Spanish archaeologists may have uncovered the final resting place of an Irish nobleman whose bloody 16th-century rebellion almost toppled Ireland's English rulers. With some Spanish support, Red Hugh O'Donnell waged war against the English for nine years before his rebels suffered a defeat at the 1602 Battle of Kinsale.
A prototype of SpaceX's upcoming heavy-lift rocket, Starship, exploded on Friday during ground tests in south Texas as Elon Musk's space company pursued an aggressive development schedule to fly the launch vehicle for the first time. The testing explosion was unrelated to SpaceX's upcoming launch of two NASA astronauts from Florida's Kennedy Space Center using a different rocket system, the Falcon 9 with the Crew Dragon capsule fixed on top.
Millipede from Scotland is the world's oldest-known land animal
A fossilized millipede-like creature discovered in Scotland may represent the oldest-known land animal, a humble pioneer of terrestrial living 425 million years ago that helped pave the way for the throngs that would eventually inhabit Earth's dry parts. Researchers said the fossil of the Silurian Period creature, called Kampecaris obanensis and unearthed on the island of Kerrera in the Scottish Inner Hebrides, inhabited a lakeside environment and likely ate decomposing plants. Fossils of the oldest-known plant with a stem, called Cooksonia, were found in the same ancient lake region as Kampecaris.

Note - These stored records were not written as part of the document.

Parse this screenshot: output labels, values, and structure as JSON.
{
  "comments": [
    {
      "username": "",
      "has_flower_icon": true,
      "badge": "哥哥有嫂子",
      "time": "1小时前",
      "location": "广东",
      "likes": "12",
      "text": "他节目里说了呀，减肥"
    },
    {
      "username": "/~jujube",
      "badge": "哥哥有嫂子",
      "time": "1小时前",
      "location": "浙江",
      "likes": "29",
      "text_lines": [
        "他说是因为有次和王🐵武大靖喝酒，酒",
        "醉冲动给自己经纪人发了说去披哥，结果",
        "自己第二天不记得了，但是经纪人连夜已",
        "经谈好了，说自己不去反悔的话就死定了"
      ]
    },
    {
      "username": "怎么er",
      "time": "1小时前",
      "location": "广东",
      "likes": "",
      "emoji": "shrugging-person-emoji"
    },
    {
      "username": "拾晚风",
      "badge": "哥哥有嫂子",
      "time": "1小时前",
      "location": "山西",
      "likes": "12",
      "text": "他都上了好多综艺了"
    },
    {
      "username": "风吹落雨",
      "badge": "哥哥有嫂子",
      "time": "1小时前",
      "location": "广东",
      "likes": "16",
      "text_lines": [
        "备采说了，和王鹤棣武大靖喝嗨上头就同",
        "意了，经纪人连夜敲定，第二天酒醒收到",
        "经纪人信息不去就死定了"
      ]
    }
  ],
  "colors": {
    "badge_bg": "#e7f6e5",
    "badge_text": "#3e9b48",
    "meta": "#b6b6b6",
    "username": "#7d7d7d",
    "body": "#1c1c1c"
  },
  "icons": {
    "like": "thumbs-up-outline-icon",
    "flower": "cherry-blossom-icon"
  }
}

Coronavirus infection rate may shift toward younger ages; death risk higher in cancer patients
The following is a brief roundup of some of the latest scientific studies on the novel coronavirus and efforts to find treatments and vaccines for COVID-19, the illness caused by the virus. Coronavirus infection burden may shift to younger age groups